> **Exercise**
Copy out the records in full, word for word, without pictures.

Saved entries:
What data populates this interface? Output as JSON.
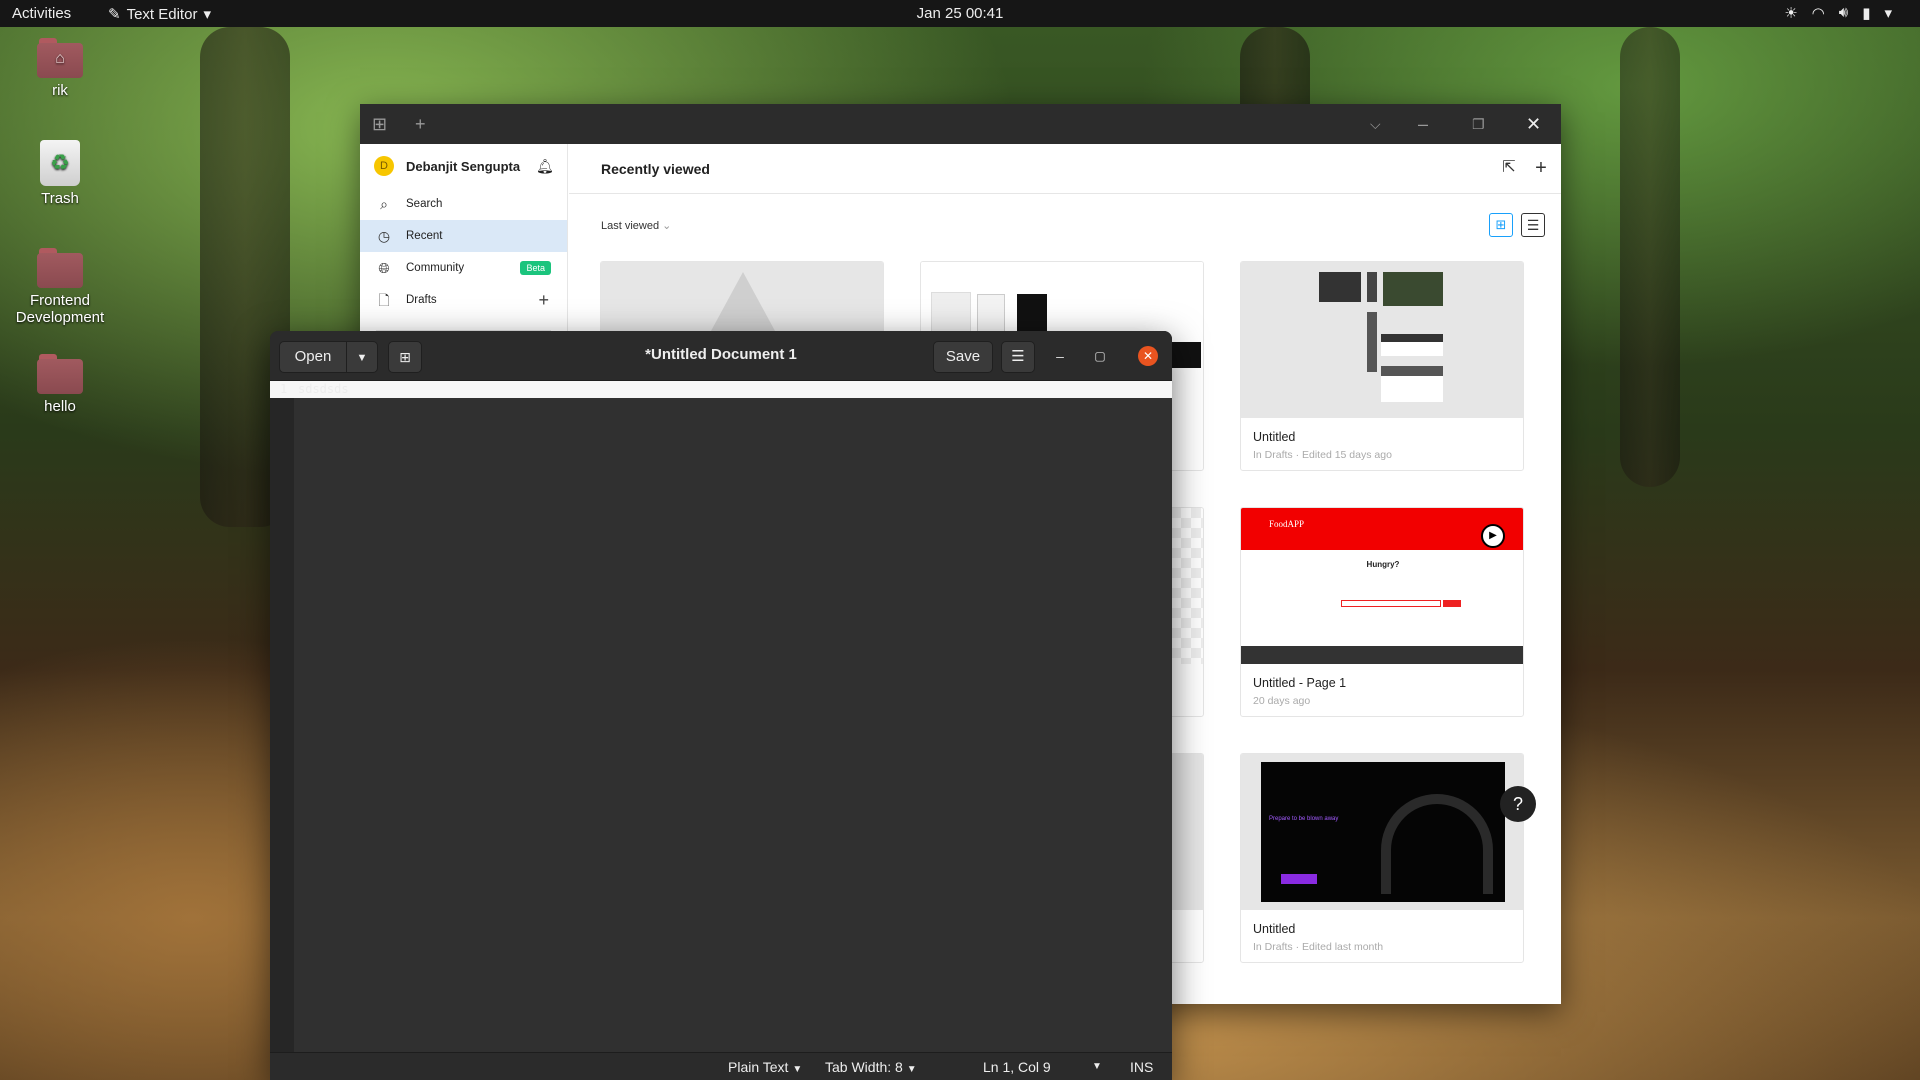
{
  "topbar": {
    "activities": "Activities",
    "app_name": "Text Editor",
    "clock": "Jan 25  00:41"
  },
  "desktop": {
    "icons": [
      {
        "label": "rik"
      },
      {
        "label": "Trash"
      },
      {
        "label": "Frontend Development"
      },
      {
        "label": "hello"
      }
    ]
  },
  "figma": {
    "user_name": "Debanjit Sengupta",
    "avatar_letter": "D",
    "nav": {
      "search": "Search",
      "recent": "Recent",
      "community": "Community",
      "community_badge": "Beta",
      "drafts": "Drafts"
    },
    "page_title": "Recently viewed",
    "sort_label": "Last viewed",
    "cards": [
      {
        "title": "Untitled",
        "subtitle": "In Drafts · Edited 15 days ago"
      },
      {
        "title": "Untitled - Page 1",
        "subtitle": "20 days ago",
        "thumb_brand": "FoodAPP",
        "thumb_heading": "Hungry?"
      },
      {
        "title": "Untitled",
        "subtitle": "In Drafts · Edited last month",
        "thumb_heading": "Prepare to be blown away"
      }
    ],
    "help_label": "?"
  },
  "editor": {
    "open_label": "Open",
    "save_label": "Save",
    "title": "*Untitled Document 1",
    "line_number": "1",
    "line_text": "sdsdsds",
    "status": {
      "language": "Plain Text",
      "tab_width": "Tab Width: 8",
      "position": "Ln 1, Col 9",
      "mode": "INS"
    }
  }
}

> **Answer to this task**
What data populates this interface? Output as JSON.
{
  "topbar": {
    "activities": "Activities",
    "app_name": "Text Editor",
    "clock": "Jan 25  00:41"
  },
  "desktop": {
    "icons": [
      {
        "label": "rik"
      },
      {
        "label": "Trash"
      },
      {
        "label": "Frontend Development"
      },
      {
        "label": "hello"
      }
    ]
  },
  "figma": {
    "user_name": "Debanjit Sengupta",
    "avatar_letter": "D",
    "nav": {
      "search": "Search",
      "recent": "Recent",
      "community": "Community",
      "community_badge": "Beta",
      "drafts": "Drafts"
    },
    "page_title": "Recently viewed",
    "sort_label": "Last viewed",
    "cards": [
      {
        "title": "Untitled",
        "subtitle": "In Drafts · Edited 15 days ago"
      },
      {
        "title": "Untitled - Page 1",
        "subtitle": "20 days ago",
        "thumb_brand": "FoodAPP",
        "thumb_heading": "Hungry?"
      },
      {
        "title": "Untitled",
        "subtitle": "In Drafts · Edited last month",
        "thumb_heading": "Prepare to be blown away"
      }
    ],
    "help_label": "?"
  },
  "editor": {
    "open_label": "Open",
    "save_label": "Save",
    "title": "*Untitled Document 1",
    "line_number": "1",
    "line_text": "sdsdsds",
    "status": {
      "language": "Plain Text",
      "tab_width": "Tab Width: 8",
      "position": "Ln 1, Col 9",
      "mode": "INS"
    }
  }
}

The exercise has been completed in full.